Copy every entry exactly as it stands, though any image it holds should stay out of the copy.
++++++
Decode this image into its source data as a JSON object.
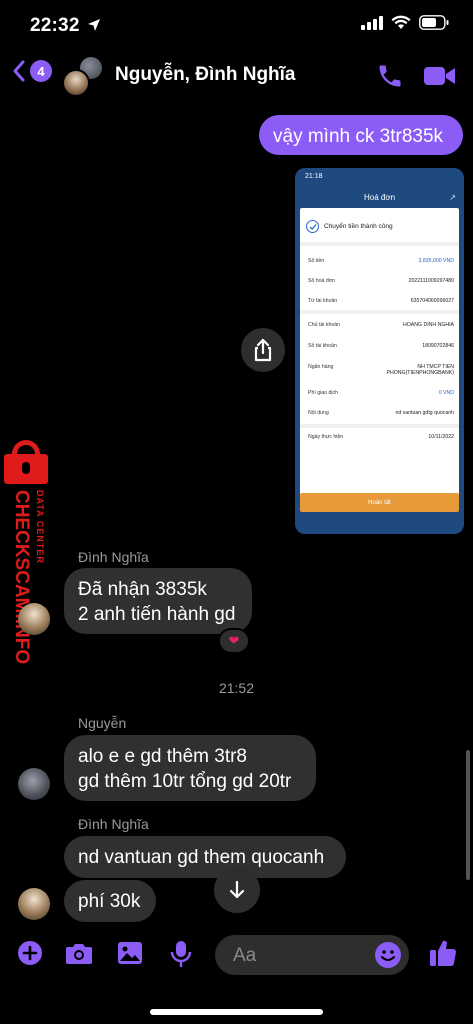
{
  "status": {
    "time": "22:32"
  },
  "header": {
    "back_count": "4",
    "title": "Nguyễn, Đình Nghĩa"
  },
  "colors": {
    "accent": "#8b5cf6",
    "incoming_bubble": "#303030",
    "background": "#000000",
    "watermark": "#e01b1b"
  },
  "watermark": {
    "brand": "CHECKSCAM.INFO",
    "sub": "DATA CENTER"
  },
  "messages": {
    "outgoing_1": "vậy mình ck 3tr835k",
    "sender_nghia": "Đình Nghĩa",
    "nghia_line1": "Đã nhận 3835k",
    "nghia_line2": "2 anh tiến hành gd",
    "reaction": "❤",
    "time_separator": "21:52",
    "sender_nguyen": "Nguyễn",
    "nguyen_line1": "alo e e gd thêm 3tr8",
    "nguyen_line2": "gd thêm 10tr tổng gd 20tr",
    "sender_nghia_2": "Đình Nghĩa",
    "nghia_msg2": "nd vantuan gd them quocanh",
    "nghia_msg3": "phí 30k"
  },
  "receipt": {
    "status_time": "21:18",
    "title": "Hoá đơn",
    "success_text": "Chuyển tiền thành công",
    "rows_group1": [
      {
        "label": "Số tiền",
        "value": "3,835,000 VND"
      },
      {
        "label": "Số hoá đơn",
        "value": "2022111009297480"
      },
      {
        "label": "Từ tài khoản",
        "value": "635704060096027"
      }
    ],
    "rows_group2": [
      {
        "label": "Chủ tài khoản",
        "value": "HOANG DINH NGHIA"
      },
      {
        "label": "Số tài khoản",
        "value": "18090702846"
      },
      {
        "label": "Ngân hàng",
        "value": "NH TMCP TIEN PHONG(TIENPHONGBANK)"
      },
      {
        "label": "Phí giao dịch",
        "value": "0 VND"
      },
      {
        "label": "Nội dung",
        "value": "nd vantuan gdtg quocanh"
      }
    ],
    "rows_group3": [
      {
        "label": "Ngày thực hiện",
        "value": "10/11/2022"
      }
    ],
    "done_button": "Hoàn tất"
  },
  "composer": {
    "placeholder": "Aa"
  }
}
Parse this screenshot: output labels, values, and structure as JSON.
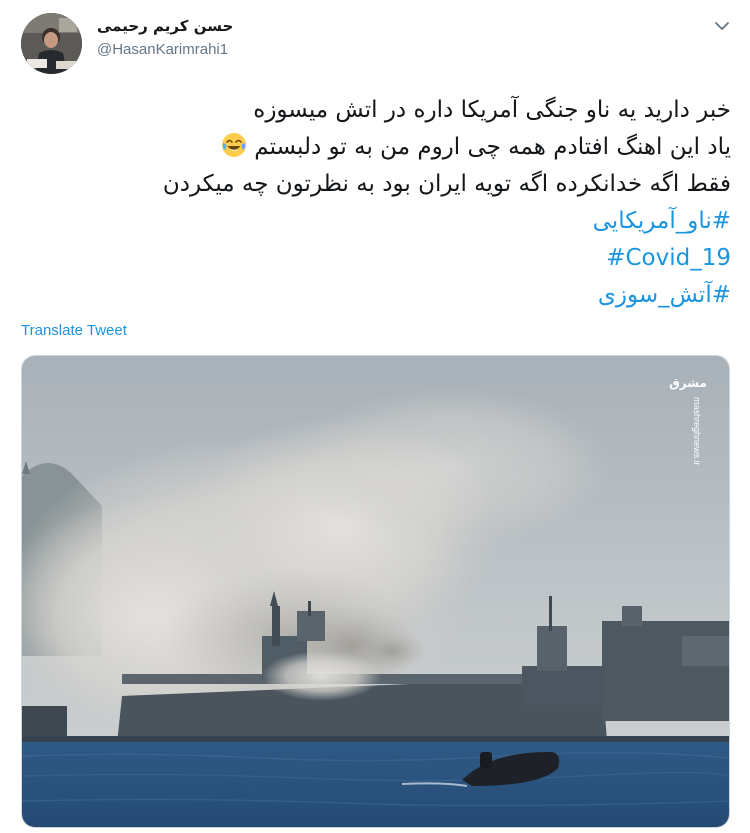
{
  "tweet": {
    "author": {
      "display_name": "حسن کریم رحیمی",
      "handle": "@HasanKarimrahi1"
    },
    "lines": [
      "خبر دارید یه ناو جنگی آمریکا داره در اتش میسوزه",
      "یاد این اهنگ افتادم  همه چی اروم من به تو دلبستم",
      "فقط اگه خدانکرده اگه تویه ایران بود  به نظرتون چه میکردن"
    ],
    "emoji": "face-with-tears-of-joy",
    "hashtags": [
      "#ناو_آمریکایی",
      "#Covid_19",
      "#آتش_سوزی"
    ],
    "translate_label": "Translate Tweet",
    "media": {
      "watermark_brand": "مشرق",
      "watermark_url": "mashreghnews.ir"
    }
  },
  "colors": {
    "link": "#1b95e0",
    "text": "#14171a",
    "secondary": "#657786",
    "border": "#ccd6dd"
  }
}
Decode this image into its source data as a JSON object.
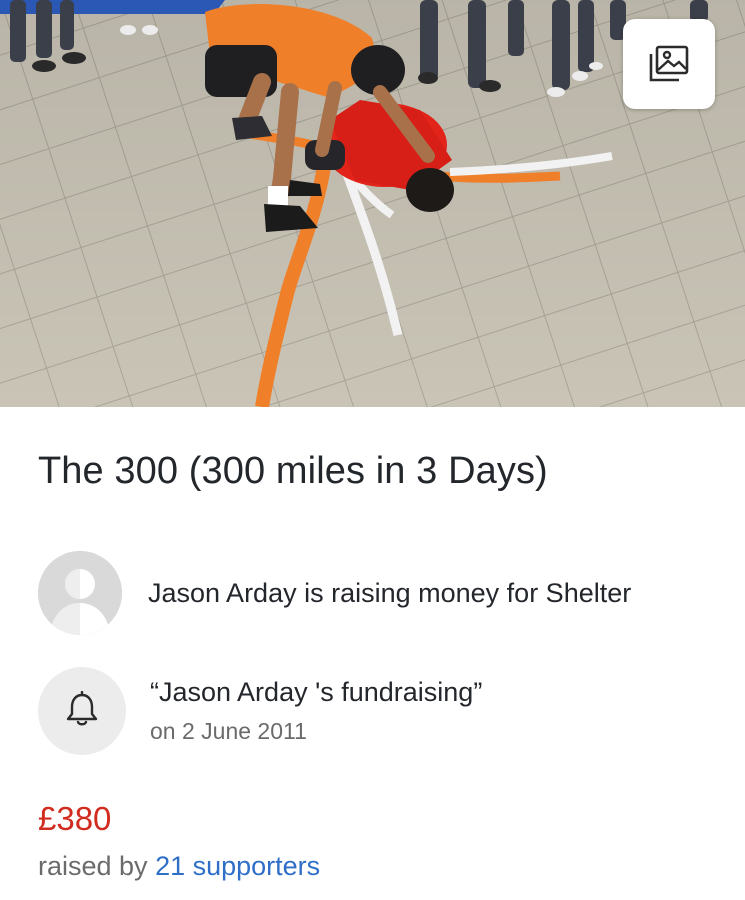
{
  "hero": {
    "icons": {
      "gallery": "gallery-icon"
    }
  },
  "page": {
    "title": "The 300 (300 miles in 3 Days)"
  },
  "organizer": {
    "avatar_icon": "default-avatar-icon",
    "text": "Jason Arday is raising money for Shelter"
  },
  "event": {
    "icon": "bell-icon",
    "name": "“Jason Arday 's fundraising”",
    "date": "on 2 June 2011"
  },
  "totals": {
    "amount": "£380",
    "raised_prefix": "raised by",
    "supporters_link": "21 supporters"
  },
  "colors": {
    "amount": "#d22b1f",
    "link": "#2f6fc7"
  }
}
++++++
▶ [RESULT FOR THIS EXERCISE]:
Decode this image into its source data as a JSON object.
{
  "status": {
    "time": "22:32"
  },
  "header": {
    "back_count": "4",
    "title": "Nguyễn, Đình Nghĩa"
  },
  "colors": {
    "accent": "#8b5cf6",
    "incoming_bubble": "#303030",
    "background": "#000000",
    "watermark": "#e01b1b"
  },
  "watermark": {
    "brand": "CHECKSCAM.INFO",
    "sub": "DATA CENTER"
  },
  "messages": {
    "outgoing_1": "vậy mình ck 3tr835k",
    "sender_nghia": "Đình Nghĩa",
    "nghia_line1": "Đã nhận 3835k",
    "nghia_line2": "2 anh tiến hành gd",
    "reaction": "❤",
    "time_separator": "21:52",
    "sender_nguyen": "Nguyễn",
    "nguyen_line1": "alo e e gd thêm 3tr8",
    "nguyen_line2": "gd thêm 10tr tổng gd 20tr",
    "sender_nghia_2": "Đình Nghĩa",
    "nghia_msg2": "nd vantuan gd them quocanh",
    "nghia_msg3": "phí 30k"
  },
  "receipt": {
    "status_time": "21:18",
    "title": "Hoá đơn",
    "success_text": "Chuyển tiền thành công",
    "rows_group1": [
      {
        "label": "Số tiền",
        "value": "3,835,000 VND"
      },
      {
        "label": "Số hoá đơn",
        "value": "2022111009297480"
      },
      {
        "label": "Từ tài khoản",
        "value": "635704060096027"
      }
    ],
    "rows_group2": [
      {
        "label": "Chủ tài khoản",
        "value": "HOANG DINH NGHIA"
      },
      {
        "label": "Số tài khoản",
        "value": "18090702846"
      },
      {
        "label": "Ngân hàng",
        "value": "NH TMCP TIEN PHONG(TIENPHONGBANK)"
      },
      {
        "label": "Phí giao dịch",
        "value": "0 VND"
      },
      {
        "label": "Nội dung",
        "value": "nd vantuan gdtg quocanh"
      }
    ],
    "rows_group3": [
      {
        "label": "Ngày thực hiện",
        "value": "10/11/2022"
      }
    ],
    "done_button": "Hoàn tất"
  },
  "composer": {
    "placeholder": "Aa"
  }
}
Parse this screenshot: output labels, values, and structure as JSON.
{
  "tweet": {
    "author": {
      "display_name": "حسن کریم رحیمی",
      "handle": "@HasanKarimrahi1"
    },
    "lines": [
      "خبر دارید یه ناو جنگی آمریکا داره در اتش میسوزه",
      "یاد این اهنگ افتادم  همه چی اروم من به تو دلبستم",
      "فقط اگه خدانکرده اگه تویه ایران بود  به نظرتون چه میکردن"
    ],
    "emoji": "face-with-tears-of-joy",
    "hashtags": [
      "#ناو_آمریکایی",
      "#Covid_19",
      "#آتش_سوزی"
    ],
    "translate_label": "Translate Tweet",
    "media": {
      "watermark_brand": "مشرق",
      "watermark_url": "mashreghnews.ir"
    }
  },
  "colors": {
    "link": "#1b95e0",
    "text": "#14171a",
    "secondary": "#657786",
    "border": "#ccd6dd"
  }
}
Decode this image into its source data as a JSON object.
{
  "hero": {
    "icons": {
      "gallery": "gallery-icon"
    }
  },
  "page": {
    "title": "The 300 (300 miles in 3 Days)"
  },
  "organizer": {
    "avatar_icon": "default-avatar-icon",
    "text": "Jason Arday is raising money for Shelter"
  },
  "event": {
    "icon": "bell-icon",
    "name": "“Jason Arday 's fundraising”",
    "date": "on 2 June 2011"
  },
  "totals": {
    "amount": "£380",
    "raised_prefix": "raised by",
    "supporters_link": "21 supporters"
  },
  "colors": {
    "amount": "#d22b1f",
    "link": "#2f6fc7"
  }
}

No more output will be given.